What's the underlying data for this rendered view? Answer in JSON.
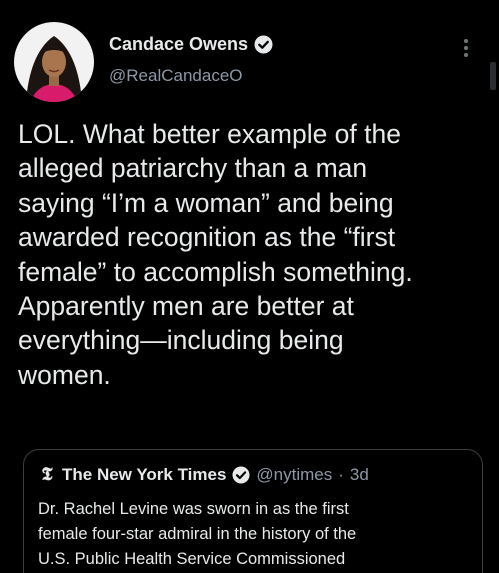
{
  "tweet": {
    "author": {
      "display_name": "Candace Owens",
      "handle": "@RealCandaceO",
      "verified": true
    },
    "text": "LOL. What better example of the\nalleged patriarchy than a man\nsaying “I’m a woman” and being\nawarded recognition as the “first\nfemale” to accomplish something.\nApparently men are better at\neverything—including being\nwomen.",
    "menu_icon": "more-vertical-icon"
  },
  "quoted_tweet": {
    "author": {
      "display_name": "The New York Times",
      "handle": "@nytimes",
      "verified": true,
      "logo_glyph": "𝕿"
    },
    "separator": "·",
    "timestamp": "3d",
    "text": "Dr. Rachel Levine was sworn in as  the first\nfemale four-star admiral in the history of the\nU.S. Public Health Service Commissioned"
  },
  "colors": {
    "background": "#000000",
    "primary_text": "#e7e9ea",
    "secondary_text": "#8b98a5",
    "border": "#3a3e43",
    "avatar_accent": "#d81b6a"
  }
}
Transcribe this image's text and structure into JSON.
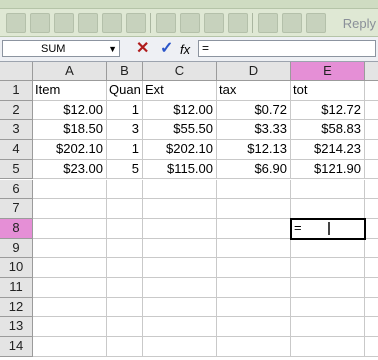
{
  "toolbar": {
    "reply_label": "Reply"
  },
  "formula_bar": {
    "name_box": "SUM",
    "cancel_glyph": "✕",
    "enter_glyph": "✓",
    "fx_label": "fx",
    "content": "="
  },
  "columns": [
    "A",
    "B",
    "C",
    "D",
    "E"
  ],
  "rows": [
    "1",
    "2",
    "3",
    "4",
    "5",
    "6",
    "7",
    "8",
    "9",
    "10",
    "11",
    "12",
    "13",
    "14"
  ],
  "headers": {
    "a": "Item",
    "b": "Quan",
    "c": "Ext",
    "d": "tax",
    "e": "tot"
  },
  "data_rows": [
    {
      "a": "$12.00",
      "b": "1",
      "c": "$12.00",
      "d": "$0.72",
      "e": "$12.72"
    },
    {
      "a": "$18.50",
      "b": "3",
      "c": "$55.50",
      "d": "$3.33",
      "e": "$58.83"
    },
    {
      "a": "$202.10",
      "b": "1",
      "c": "$202.10",
      "d": "$12.13",
      "e": "$214.23"
    },
    {
      "a": "$23.00",
      "b": "5",
      "c": "$115.00",
      "d": "$6.90",
      "e": "$121.90"
    }
  ],
  "active_cell": {
    "ref": "E8",
    "content": "="
  },
  "colors": {
    "selected_header": "#e58fd6",
    "toolbar": "#dfe8d4"
  }
}
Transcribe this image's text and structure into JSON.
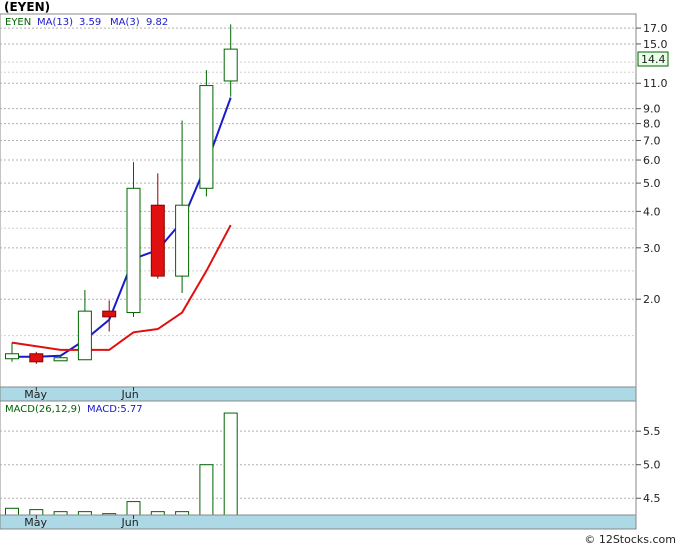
{
  "title": "(EYEN)",
  "footer": "© 12Stocks.com",
  "colors": {
    "ma13": "#1a1acc",
    "ma3": "#e01010",
    "up_candle": "#ffffff",
    "down_candle": "#e01010",
    "candle_stroke": "#006400",
    "grid": "#b0b0b0",
    "date_band": "#add8e6",
    "last_price_box": "#e8ffe8",
    "last_price_border": "#006400"
  },
  "legend": {
    "ticker": "EYEN",
    "ma13_label": "MA(13)",
    "ma13_value": "3.59",
    "ma3_label": "MA(3)",
    "ma3_value": "9.82"
  },
  "macd_legend": {
    "label": "MACD(26,12,9)",
    "value_label": "MACD:5.77"
  },
  "last_price_label": "14.4",
  "chart_data": [
    {
      "type": "candlestick",
      "scale": "log",
      "ylim": [
        1.0,
        19.0
      ],
      "y_ticks": [
        2.0,
        3.0,
        4.0,
        5.0,
        6.0,
        7.0,
        8.0,
        9.0,
        11.0,
        15.0,
        17.0
      ],
      "x_labels": [
        {
          "label": "May",
          "index": 1
        },
        {
          "label": "Jun",
          "index": 5
        }
      ],
      "grid": true,
      "candles": [
        {
          "open": 1.25,
          "close": 1.3,
          "high": 1.42,
          "low": 1.22
        },
        {
          "open": 1.3,
          "close": 1.22,
          "high": 1.32,
          "low": 1.2
        },
        {
          "open": 1.23,
          "close": 1.26,
          "high": 1.29,
          "low": 1.23
        },
        {
          "open": 1.24,
          "close": 1.82,
          "high": 2.15,
          "low": 1.24
        },
        {
          "open": 1.82,
          "close": 1.74,
          "high": 1.98,
          "low": 1.55
        },
        {
          "open": 1.8,
          "close": 4.8,
          "high": 5.9,
          "low": 1.74
        },
        {
          "open": 4.2,
          "close": 2.4,
          "high": 5.4,
          "low": 2.35
        },
        {
          "open": 2.4,
          "close": 4.2,
          "high": 8.2,
          "low": 2.1
        },
        {
          "open": 4.8,
          "close": 10.8,
          "high": 12.2,
          "low": 4.5
        },
        {
          "open": 11.2,
          "close": 14.4,
          "high": 17.5,
          "low": 9.9
        }
      ],
      "series": [
        {
          "name": "MA(13)",
          "values": [
            1.27,
            1.27,
            1.28,
            1.45,
            1.7,
            2.75,
            2.95,
            3.7,
            5.8,
            9.82
          ]
        },
        {
          "name": "MA(3)",
          "values": [
            1.42,
            1.38,
            1.34,
            1.34,
            1.34,
            1.54,
            1.58,
            1.8,
            2.5,
            3.59
          ]
        }
      ]
    },
    {
      "type": "bar",
      "title": "MACD(26,12,9)",
      "ylim": [
        4.25,
        5.95
      ],
      "y_ticks": [
        4.5,
        5.0,
        5.5
      ],
      "x_labels": [
        {
          "label": "May",
          "index": 1
        },
        {
          "label": "Jun",
          "index": 5
        }
      ],
      "grid": true,
      "values": [
        4.35,
        4.33,
        4.3,
        4.3,
        4.27,
        4.45,
        4.3,
        4.3,
        5.0,
        5.77
      ]
    }
  ]
}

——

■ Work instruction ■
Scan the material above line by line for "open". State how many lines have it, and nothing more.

■ Response for this exercise ■
10